Whenever I read people complaining about how steampunk isn't how it used to be, I always wonder if they've actually read any of the original steampunk works from the California trio of Jeter, Powers, and Blaylock. Usually these diatribes are based on the idea that steampunk starts with Moorcock, and while I'd readily concede Moorcock's Nomad of the Time Streams trilogy belongs to the family, there's a world of difference between the political subthemes of Warlord of the Air and the gonzo fun of James Blaylock. I agree that steampunk isn't what it used to be, because aside from Gail Carriger, I can't think of very many people who are writing playful, whimsical steampunk.
Blaylock's 1978 short story, "The Ape Box Affair," is arguably the first steampunk work written in the United States, preceding Jeter's Morlock Night by a year.
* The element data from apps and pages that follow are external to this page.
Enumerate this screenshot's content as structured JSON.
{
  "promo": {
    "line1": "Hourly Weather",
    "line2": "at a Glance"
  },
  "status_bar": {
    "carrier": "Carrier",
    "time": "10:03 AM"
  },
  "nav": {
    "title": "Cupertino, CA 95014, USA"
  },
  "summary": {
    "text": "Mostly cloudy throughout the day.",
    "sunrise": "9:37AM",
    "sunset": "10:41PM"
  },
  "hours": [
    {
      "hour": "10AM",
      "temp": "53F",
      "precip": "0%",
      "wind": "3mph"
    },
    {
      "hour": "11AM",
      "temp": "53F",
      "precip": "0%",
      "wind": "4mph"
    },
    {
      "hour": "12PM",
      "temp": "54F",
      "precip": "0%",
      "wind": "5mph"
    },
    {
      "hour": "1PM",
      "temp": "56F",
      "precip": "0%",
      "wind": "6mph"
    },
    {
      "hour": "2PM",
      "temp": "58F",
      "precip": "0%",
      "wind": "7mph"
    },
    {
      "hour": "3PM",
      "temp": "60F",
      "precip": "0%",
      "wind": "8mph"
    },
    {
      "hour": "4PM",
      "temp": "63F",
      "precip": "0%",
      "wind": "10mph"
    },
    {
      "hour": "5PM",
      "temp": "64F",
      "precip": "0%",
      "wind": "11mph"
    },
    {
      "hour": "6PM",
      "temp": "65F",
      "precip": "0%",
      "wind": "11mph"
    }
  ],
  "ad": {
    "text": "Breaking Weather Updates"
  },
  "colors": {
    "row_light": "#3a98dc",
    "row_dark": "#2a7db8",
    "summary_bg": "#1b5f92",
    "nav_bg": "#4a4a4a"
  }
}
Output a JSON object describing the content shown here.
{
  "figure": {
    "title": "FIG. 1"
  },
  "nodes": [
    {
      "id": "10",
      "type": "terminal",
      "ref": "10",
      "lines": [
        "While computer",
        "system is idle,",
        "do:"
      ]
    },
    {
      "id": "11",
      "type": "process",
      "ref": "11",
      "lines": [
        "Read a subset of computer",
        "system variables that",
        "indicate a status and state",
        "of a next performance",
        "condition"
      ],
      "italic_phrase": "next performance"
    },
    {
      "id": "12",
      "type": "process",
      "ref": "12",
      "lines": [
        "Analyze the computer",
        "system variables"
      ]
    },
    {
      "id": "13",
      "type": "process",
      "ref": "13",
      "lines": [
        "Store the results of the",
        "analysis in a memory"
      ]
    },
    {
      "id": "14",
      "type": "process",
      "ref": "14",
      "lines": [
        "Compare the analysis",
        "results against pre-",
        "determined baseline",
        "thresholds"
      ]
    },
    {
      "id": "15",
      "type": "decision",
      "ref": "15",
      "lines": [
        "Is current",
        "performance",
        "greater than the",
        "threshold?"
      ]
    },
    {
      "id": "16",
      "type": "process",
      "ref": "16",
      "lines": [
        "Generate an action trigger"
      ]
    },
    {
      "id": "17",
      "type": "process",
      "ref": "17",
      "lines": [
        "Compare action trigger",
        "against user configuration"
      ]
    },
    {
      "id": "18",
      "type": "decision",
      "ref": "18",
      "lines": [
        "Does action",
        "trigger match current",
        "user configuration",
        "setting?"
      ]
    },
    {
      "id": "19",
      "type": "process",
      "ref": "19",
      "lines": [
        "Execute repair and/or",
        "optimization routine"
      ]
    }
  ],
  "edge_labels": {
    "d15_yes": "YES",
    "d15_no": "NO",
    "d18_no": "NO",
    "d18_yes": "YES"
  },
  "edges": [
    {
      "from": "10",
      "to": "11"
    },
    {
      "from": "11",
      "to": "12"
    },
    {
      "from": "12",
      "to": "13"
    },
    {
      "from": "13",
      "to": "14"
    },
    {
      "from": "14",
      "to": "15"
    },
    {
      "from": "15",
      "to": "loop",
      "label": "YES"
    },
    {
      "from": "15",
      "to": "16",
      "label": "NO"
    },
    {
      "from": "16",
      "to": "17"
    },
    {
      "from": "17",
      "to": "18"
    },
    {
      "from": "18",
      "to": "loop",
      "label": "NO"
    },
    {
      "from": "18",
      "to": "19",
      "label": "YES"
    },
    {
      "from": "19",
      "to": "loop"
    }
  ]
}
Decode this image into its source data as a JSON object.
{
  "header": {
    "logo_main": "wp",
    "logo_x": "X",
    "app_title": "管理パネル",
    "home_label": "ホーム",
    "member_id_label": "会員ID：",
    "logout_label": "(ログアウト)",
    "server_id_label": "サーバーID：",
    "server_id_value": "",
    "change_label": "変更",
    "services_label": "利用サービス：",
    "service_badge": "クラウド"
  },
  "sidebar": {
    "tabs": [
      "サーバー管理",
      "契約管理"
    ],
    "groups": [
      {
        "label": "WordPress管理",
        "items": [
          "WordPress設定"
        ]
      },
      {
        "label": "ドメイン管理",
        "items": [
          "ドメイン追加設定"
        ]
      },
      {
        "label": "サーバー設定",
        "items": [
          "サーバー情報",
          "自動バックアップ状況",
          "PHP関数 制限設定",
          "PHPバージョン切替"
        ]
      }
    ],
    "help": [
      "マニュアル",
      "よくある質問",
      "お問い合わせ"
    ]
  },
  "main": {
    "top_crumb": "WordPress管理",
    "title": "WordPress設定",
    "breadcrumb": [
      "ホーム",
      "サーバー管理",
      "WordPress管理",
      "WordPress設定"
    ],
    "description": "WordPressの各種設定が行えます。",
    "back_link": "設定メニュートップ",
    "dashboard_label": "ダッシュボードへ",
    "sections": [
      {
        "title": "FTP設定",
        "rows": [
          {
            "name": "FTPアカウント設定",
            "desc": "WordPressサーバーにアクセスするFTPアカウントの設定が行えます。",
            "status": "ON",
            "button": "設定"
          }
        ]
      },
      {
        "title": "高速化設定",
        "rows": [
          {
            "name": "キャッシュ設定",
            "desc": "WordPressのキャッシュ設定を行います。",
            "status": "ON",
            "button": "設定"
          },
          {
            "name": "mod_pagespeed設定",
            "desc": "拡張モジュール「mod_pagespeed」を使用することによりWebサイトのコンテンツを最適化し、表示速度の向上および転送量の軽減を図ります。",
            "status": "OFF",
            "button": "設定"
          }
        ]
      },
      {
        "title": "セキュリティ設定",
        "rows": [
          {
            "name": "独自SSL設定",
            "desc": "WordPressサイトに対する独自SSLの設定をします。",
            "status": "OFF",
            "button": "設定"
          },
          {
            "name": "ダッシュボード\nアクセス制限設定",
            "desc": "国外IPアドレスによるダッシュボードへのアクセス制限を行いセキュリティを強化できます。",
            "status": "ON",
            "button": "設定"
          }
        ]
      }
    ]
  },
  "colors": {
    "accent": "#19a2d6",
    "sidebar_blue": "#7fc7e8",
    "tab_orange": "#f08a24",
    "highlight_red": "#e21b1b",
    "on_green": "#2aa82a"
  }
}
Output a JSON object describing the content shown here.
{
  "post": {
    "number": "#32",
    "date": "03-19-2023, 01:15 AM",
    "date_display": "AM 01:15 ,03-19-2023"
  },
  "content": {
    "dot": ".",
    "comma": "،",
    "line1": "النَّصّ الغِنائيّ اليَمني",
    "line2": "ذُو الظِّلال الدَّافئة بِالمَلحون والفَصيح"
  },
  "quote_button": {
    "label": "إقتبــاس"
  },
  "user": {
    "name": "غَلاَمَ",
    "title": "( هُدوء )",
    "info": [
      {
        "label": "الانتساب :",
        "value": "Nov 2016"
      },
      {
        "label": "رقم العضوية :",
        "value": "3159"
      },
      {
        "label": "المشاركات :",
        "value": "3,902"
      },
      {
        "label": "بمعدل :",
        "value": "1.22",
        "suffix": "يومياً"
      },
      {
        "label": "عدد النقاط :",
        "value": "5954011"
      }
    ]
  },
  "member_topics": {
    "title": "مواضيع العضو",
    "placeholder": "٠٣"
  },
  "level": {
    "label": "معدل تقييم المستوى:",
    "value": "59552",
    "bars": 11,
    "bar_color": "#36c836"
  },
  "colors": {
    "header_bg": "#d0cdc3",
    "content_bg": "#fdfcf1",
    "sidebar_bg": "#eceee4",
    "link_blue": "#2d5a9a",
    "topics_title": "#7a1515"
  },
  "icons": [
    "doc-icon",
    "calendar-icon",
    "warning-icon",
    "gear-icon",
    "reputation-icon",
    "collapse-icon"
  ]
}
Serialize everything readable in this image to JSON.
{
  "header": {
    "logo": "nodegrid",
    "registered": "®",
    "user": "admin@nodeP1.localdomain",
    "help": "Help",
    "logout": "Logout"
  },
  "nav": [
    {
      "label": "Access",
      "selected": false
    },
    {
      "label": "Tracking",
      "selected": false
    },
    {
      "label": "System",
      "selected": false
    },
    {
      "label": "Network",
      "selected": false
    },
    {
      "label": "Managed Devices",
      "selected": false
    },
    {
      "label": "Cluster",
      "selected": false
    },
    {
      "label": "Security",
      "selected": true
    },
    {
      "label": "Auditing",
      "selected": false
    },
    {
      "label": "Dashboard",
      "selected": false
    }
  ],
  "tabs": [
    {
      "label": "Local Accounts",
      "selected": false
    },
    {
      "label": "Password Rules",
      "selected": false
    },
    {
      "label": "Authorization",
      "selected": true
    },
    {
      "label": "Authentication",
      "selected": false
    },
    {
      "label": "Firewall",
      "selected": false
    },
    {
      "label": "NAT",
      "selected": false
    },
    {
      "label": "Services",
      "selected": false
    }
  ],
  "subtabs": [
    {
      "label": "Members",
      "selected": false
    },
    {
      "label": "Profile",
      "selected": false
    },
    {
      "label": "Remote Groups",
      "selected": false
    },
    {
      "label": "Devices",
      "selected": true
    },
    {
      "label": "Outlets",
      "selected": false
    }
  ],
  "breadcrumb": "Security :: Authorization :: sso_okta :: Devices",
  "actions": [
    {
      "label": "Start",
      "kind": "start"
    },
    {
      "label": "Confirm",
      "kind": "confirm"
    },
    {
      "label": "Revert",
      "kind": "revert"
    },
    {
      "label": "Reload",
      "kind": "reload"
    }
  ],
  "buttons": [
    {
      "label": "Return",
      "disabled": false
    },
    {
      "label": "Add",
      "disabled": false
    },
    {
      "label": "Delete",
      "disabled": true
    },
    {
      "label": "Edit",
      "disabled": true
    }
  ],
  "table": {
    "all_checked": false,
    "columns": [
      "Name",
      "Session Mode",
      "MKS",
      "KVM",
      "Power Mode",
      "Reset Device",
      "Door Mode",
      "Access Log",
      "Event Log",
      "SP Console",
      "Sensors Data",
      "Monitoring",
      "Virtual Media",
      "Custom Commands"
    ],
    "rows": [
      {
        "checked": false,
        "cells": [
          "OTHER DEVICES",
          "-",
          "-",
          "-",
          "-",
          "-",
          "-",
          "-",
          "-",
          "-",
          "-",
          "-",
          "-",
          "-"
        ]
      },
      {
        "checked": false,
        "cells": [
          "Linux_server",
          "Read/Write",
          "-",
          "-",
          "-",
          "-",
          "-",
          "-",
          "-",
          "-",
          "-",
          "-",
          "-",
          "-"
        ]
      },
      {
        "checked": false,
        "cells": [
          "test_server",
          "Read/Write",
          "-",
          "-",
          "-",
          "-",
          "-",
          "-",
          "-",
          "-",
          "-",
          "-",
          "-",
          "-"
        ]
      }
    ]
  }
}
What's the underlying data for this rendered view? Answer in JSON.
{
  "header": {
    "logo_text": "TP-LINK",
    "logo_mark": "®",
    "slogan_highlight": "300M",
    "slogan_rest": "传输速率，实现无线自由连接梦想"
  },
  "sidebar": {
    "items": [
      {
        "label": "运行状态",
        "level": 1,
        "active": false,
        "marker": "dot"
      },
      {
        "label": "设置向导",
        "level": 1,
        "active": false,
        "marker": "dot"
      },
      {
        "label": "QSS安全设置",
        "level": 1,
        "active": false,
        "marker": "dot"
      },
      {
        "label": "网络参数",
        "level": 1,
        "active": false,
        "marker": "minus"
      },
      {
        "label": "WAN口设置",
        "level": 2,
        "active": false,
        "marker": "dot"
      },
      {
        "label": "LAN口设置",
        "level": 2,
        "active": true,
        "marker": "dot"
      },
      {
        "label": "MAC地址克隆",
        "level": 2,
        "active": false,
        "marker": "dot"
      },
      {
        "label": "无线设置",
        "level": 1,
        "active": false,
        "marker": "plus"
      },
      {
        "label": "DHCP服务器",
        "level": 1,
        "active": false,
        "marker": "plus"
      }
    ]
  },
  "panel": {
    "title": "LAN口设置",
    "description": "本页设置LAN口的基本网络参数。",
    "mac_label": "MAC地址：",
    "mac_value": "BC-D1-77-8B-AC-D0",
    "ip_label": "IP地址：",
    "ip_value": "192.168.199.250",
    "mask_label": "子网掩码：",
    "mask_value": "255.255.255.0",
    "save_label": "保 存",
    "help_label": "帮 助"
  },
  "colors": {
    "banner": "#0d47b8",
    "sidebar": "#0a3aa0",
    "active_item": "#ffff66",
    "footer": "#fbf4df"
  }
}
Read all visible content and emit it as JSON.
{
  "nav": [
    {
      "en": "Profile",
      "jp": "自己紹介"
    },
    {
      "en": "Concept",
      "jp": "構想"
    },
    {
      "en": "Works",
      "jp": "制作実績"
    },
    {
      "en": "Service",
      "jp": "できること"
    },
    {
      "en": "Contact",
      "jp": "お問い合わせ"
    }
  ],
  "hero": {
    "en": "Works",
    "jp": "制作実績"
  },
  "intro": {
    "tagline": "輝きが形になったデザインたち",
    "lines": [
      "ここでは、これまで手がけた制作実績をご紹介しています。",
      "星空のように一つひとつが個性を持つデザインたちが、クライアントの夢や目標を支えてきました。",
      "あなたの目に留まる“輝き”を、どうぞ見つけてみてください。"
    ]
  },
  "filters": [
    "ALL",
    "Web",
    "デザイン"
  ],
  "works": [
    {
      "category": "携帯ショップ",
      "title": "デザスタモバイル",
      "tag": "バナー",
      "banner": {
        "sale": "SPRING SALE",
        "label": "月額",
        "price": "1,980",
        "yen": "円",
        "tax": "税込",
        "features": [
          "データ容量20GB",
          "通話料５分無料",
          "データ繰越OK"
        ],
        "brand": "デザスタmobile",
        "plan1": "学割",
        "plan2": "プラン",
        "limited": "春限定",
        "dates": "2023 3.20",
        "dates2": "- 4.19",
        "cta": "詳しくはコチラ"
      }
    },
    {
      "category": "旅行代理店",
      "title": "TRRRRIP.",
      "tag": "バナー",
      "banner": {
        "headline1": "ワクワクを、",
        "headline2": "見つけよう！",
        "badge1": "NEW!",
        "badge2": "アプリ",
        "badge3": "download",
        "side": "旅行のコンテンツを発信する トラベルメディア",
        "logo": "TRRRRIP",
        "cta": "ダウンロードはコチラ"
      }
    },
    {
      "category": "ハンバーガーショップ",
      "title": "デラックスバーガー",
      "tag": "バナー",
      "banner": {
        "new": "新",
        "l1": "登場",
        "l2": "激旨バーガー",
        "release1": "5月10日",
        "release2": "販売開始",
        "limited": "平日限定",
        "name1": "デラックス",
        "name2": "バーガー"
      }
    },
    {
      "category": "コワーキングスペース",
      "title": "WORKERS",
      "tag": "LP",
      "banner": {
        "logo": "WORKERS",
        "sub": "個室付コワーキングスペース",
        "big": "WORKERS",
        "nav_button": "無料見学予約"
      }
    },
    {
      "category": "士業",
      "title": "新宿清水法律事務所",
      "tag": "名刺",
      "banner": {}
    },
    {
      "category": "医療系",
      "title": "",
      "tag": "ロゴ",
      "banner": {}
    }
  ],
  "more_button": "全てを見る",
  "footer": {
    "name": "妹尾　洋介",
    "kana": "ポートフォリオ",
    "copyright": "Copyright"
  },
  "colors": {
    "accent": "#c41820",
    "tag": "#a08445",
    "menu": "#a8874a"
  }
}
I know some people consider works like Pavane to be early steampunk, but I don't, and this isn't the post where I'll tell you why (I'm saving that for when I write about Pavane, which at the rate I'm going, should be sometime in the 2020s).
When I posited my theory on the steampunk aesthetic, I was speaking of what's been going on in steampunk since 2000. Steffan Hantke had already done a bang-up job of assessing things pre-21st century, so I have been focused primarily on what Stephen Hunt calls the "Lighting the Boiler" and "Full Steam Ahead" periods of steampunk literature. Nevertheless, for the sake of contrast and comparison, I read the early works as well. Blaylock's one of my faves, and not just for his steampunk writing.
The story in brief is about an orangutan landing in St. James Park in a spherical flying ship, where he is promptly mistaken for an alien. I won't go into particulars, since the joy of this short story lies in the intersections between the orangutan's adventures, and an attempt to deliver a jack-in-the-box to a child. Without giving away the game, I'm simply let you know, hilarity ensues.
It's easy to imagine "The Ape Box Affair" shot in the silent era, and then played on the wrong speed of projector (something we did across the board before we figured out we were doing it wrong), so that all the action was rendered herky-jerky. The story has physical slapstick of the Keystones Cop variety, but is also riddled with dry, ironic statements about how Victorian Londoners might react to an "alien invasion." Contrast H.G. Wells's "Exodus of London" in War of the Worlds with this line about the Lord Mayor's response to the "alien" in St. James' Park: "He rather fancied the idea of a smoke and a chat and perhaps a pint of bitter later int he day with these alien chaps and so organized a "delegation," as he called it, to ride out and welcome them" (15).
This dry humour and slapstick action are hallmarks of most of the fiction I've read by Blaylock. In addition to these, Blaylock includes a highly-eccentric-but-perceived-as-mad character type he revisits in The Digging Leviathan and The Paper Grail. Sometimes these people are genuinely unhinged, but usually just exceedingly odd. These lightly-loony characters are usually pitted as an antagonist to someone who wants the universe a little more orderly; the eccentric character infuriates them, and they fly off the handle, often with humorous results. In "The Ape Box Affair," it's toymaker Wilfred Keeble who's the eccentric, and his brother-in-law Lord Placer provides the requisite straight-man. Again, I can't give details on what happens to Lord Placer in his rage, but I can tell you this much: it had me giggling out loud and trying not to wake my wife.
The most telling line of "The Ape Box Affair" comes halfway through the story, after highjinks and shenanigans have already reached a fever pitch: "It was at this point that the odd thing occurred" (21), as though the ape landing in St. James Park alone weren't oddity enough. This is the style of Blaylock's steampunk, and it doesn't fit my aesthetic worth a damn. Sure, it takes place in the nineteenth century and there's some technofantasy, but it isn't really a retrofuturist thing. Blaylock isn't looking into the past to say something about the present. He seems to be looking into the past because he thinks it would be a fun place to play for awhile, a place where aliens arriving in London is met with the hope for a smoke, a chat, and a pint of bitter, rather than the London of today, where an alien might be met by the military:
In short, Blaylock's steampunk is a world where whimsy rules. Welcome to the journey in that world.